START Dataset records
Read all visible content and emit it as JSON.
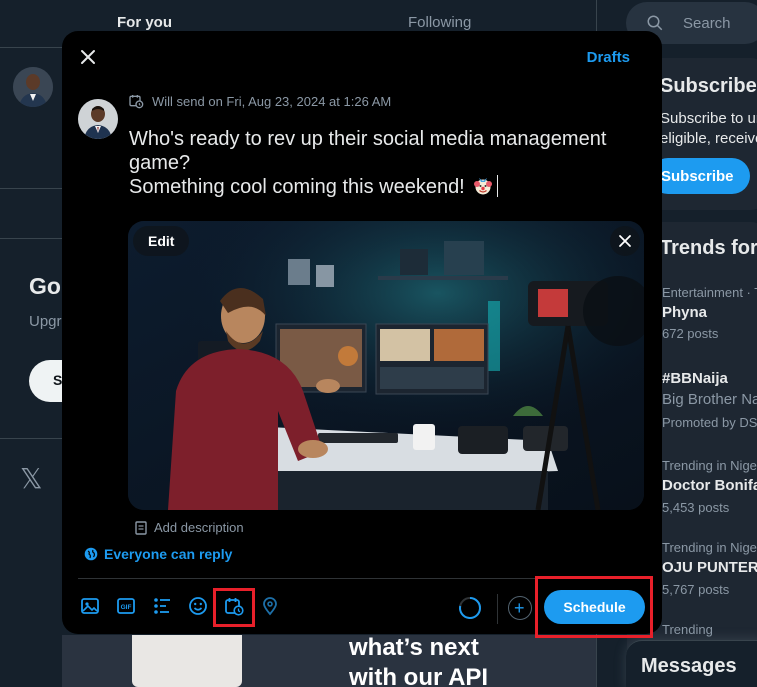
{
  "background": {
    "tabs": {
      "for_you": "For you",
      "following": "Following"
    },
    "go_title": "Go",
    "upgrade_text": "Upgr",
    "pill_label": "S",
    "x_logo": "𝕏",
    "promo_text_line1": "what’s next",
    "promo_text_line2": "with our API"
  },
  "right_column": {
    "search_placeholder": "Search",
    "subscribe": {
      "title": "Subscribe to",
      "text_line1": "Subscribe to unlo",
      "text_line2": "eligible, receive a",
      "button": "Subscribe"
    },
    "trends_title": "Trends for y",
    "trends": [
      {
        "meta": "Entertainment · Tre",
        "name": "Phyna",
        "posts": "672 posts"
      },
      {
        "meta": "",
        "name": "#BBNaija",
        "posts": "Big Brother Naija",
        "promoted": "Promoted by DS"
      },
      {
        "meta": "Trending in Nigeria",
        "name": "Doctor Boniface",
        "posts": "5,453 posts"
      },
      {
        "meta": "Trending in Nigeria",
        "name": "OJU PUNTER",
        "posts": "5,767 posts"
      },
      {
        "meta": "Trending",
        "name": "",
        "posts": ""
      }
    ],
    "messages": "Messages"
  },
  "modal": {
    "drafts": "Drafts",
    "schedule_info": "Will send on Fri, Aug 23, 2024 at 1:26 AM",
    "text_line1": "Who's ready to rev up their social media management",
    "text_line2": "game?",
    "text_line3": "Something cool coming this weekend!",
    "media_edit": "Edit",
    "add_description": "Add description",
    "reply_setting": "Everyone can reply",
    "schedule_button": "Schedule",
    "toolbar_icons": [
      "image-icon",
      "gif-icon",
      "poll-icon",
      "emoji-icon",
      "schedule-icon",
      "location-icon"
    ]
  },
  "colors": {
    "accent": "#1d9bf0",
    "background": "#15202b",
    "modal": "#000000",
    "highlight": "#e8202a"
  }
}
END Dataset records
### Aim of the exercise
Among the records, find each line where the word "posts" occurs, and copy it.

### Finished task
        "posts": "672 posts"
        "posts": "Big Brother Naija",
        "posts": "5,453 posts"
        "posts": "5,767 posts"
        "posts": ""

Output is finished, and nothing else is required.